#### Task goal
Please tally the lines of the records that contain "label" and send back only the total.

Items listed in a dataset:
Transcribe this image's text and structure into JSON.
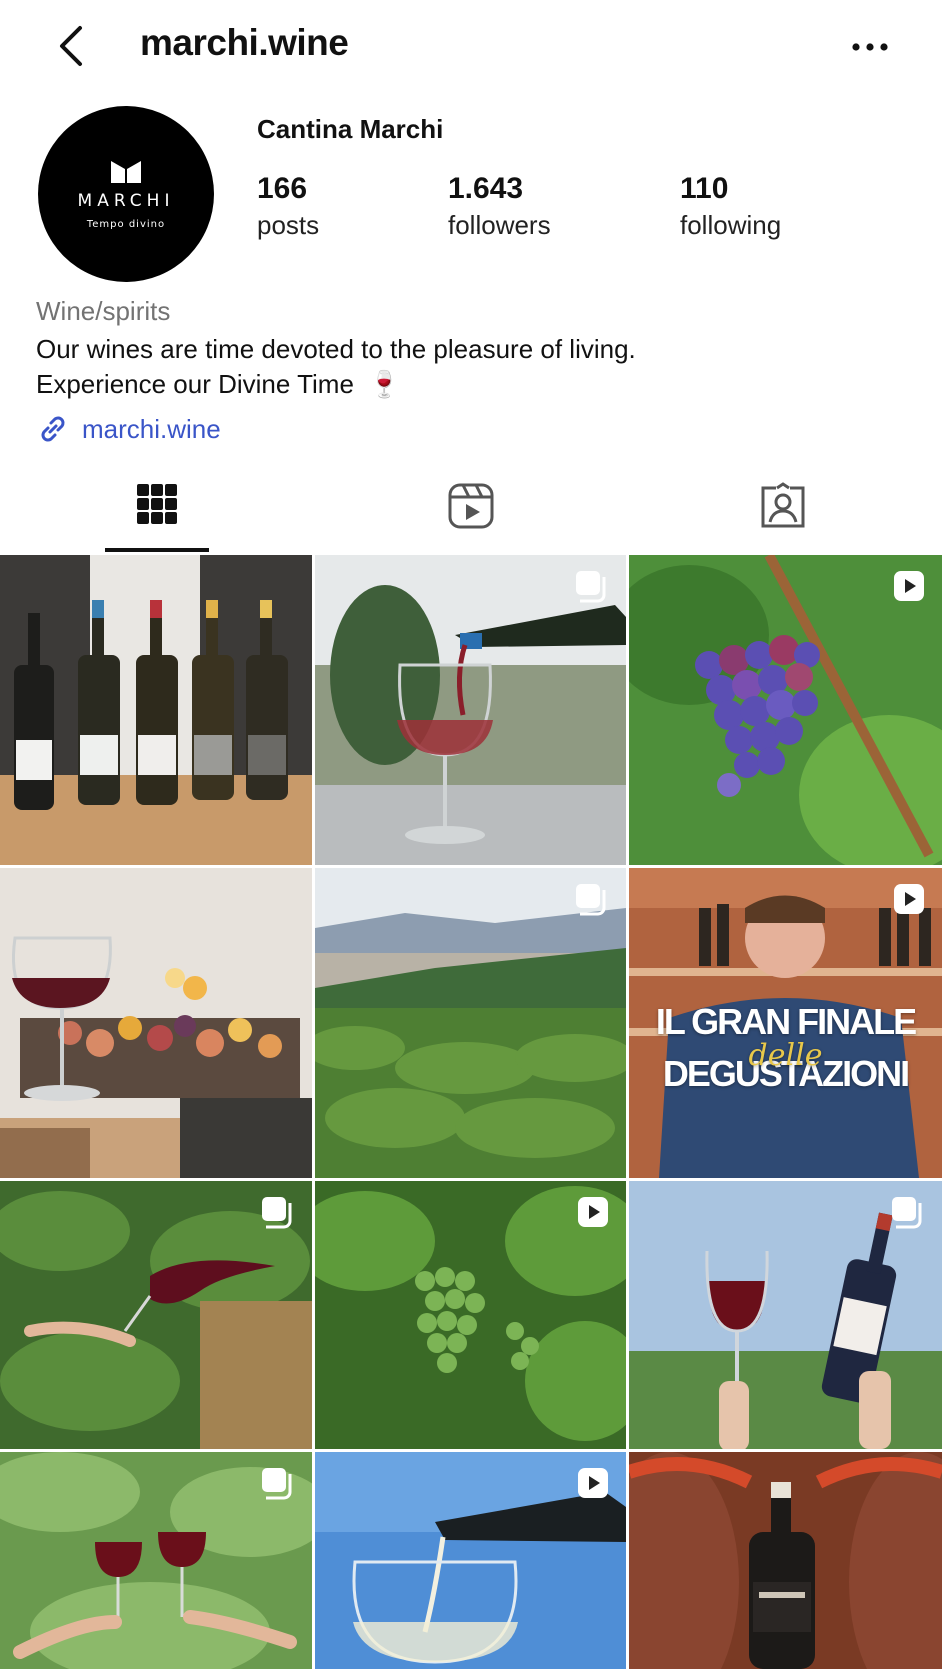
{
  "header": {
    "username": "marchi.wine"
  },
  "profile": {
    "avatar_brand": "MARCHI",
    "avatar_tagline": "Tempo divino",
    "display_name": "Cantina Marchi",
    "stats": [
      {
        "value": "166",
        "label": "posts"
      },
      {
        "value": "1.643",
        "label": "followers"
      },
      {
        "value": "110",
        "label": "following"
      }
    ],
    "category": "Wine/spirits",
    "bio_line1": "Our wines are time devoted to the pleasure of living.",
    "bio_line2": "Experience our Divine Time",
    "bio_emoji": "🍷",
    "website": "marchi.wine"
  },
  "tabs": [
    {
      "icon": "grid-icon",
      "active": true
    },
    {
      "icon": "reels-icon",
      "active": false
    },
    {
      "icon": "tagged-icon",
      "active": false
    }
  ],
  "posts": [
    {
      "type": "photo",
      "subject": "wine-bottles-lineup"
    },
    {
      "type": "carousel",
      "subject": "pouring-red-wine"
    },
    {
      "type": "reel",
      "subject": "grape-bunch"
    },
    {
      "type": "photo",
      "subject": "wine-and-charcuterie"
    },
    {
      "type": "carousel",
      "subject": "vineyard-landscape"
    },
    {
      "type": "reel",
      "subject": "tasting-video",
      "overlay_line1": "IL GRAN FINALE",
      "overlay_script": "delle",
      "overlay_line2": "DEGUSTAZIONI"
    },
    {
      "type": "carousel",
      "subject": "wine-splash-vineyard"
    },
    {
      "type": "reel",
      "subject": "green-grapes"
    },
    {
      "type": "carousel",
      "subject": "toast-glass-and-bottle"
    },
    {
      "type": "carousel",
      "subject": "cheers-glasses"
    },
    {
      "type": "reel",
      "subject": "pouring-white-wine"
    },
    {
      "type": "photo",
      "subject": "bottle-in-cellar"
    }
  ]
}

#### Solution to this problem
3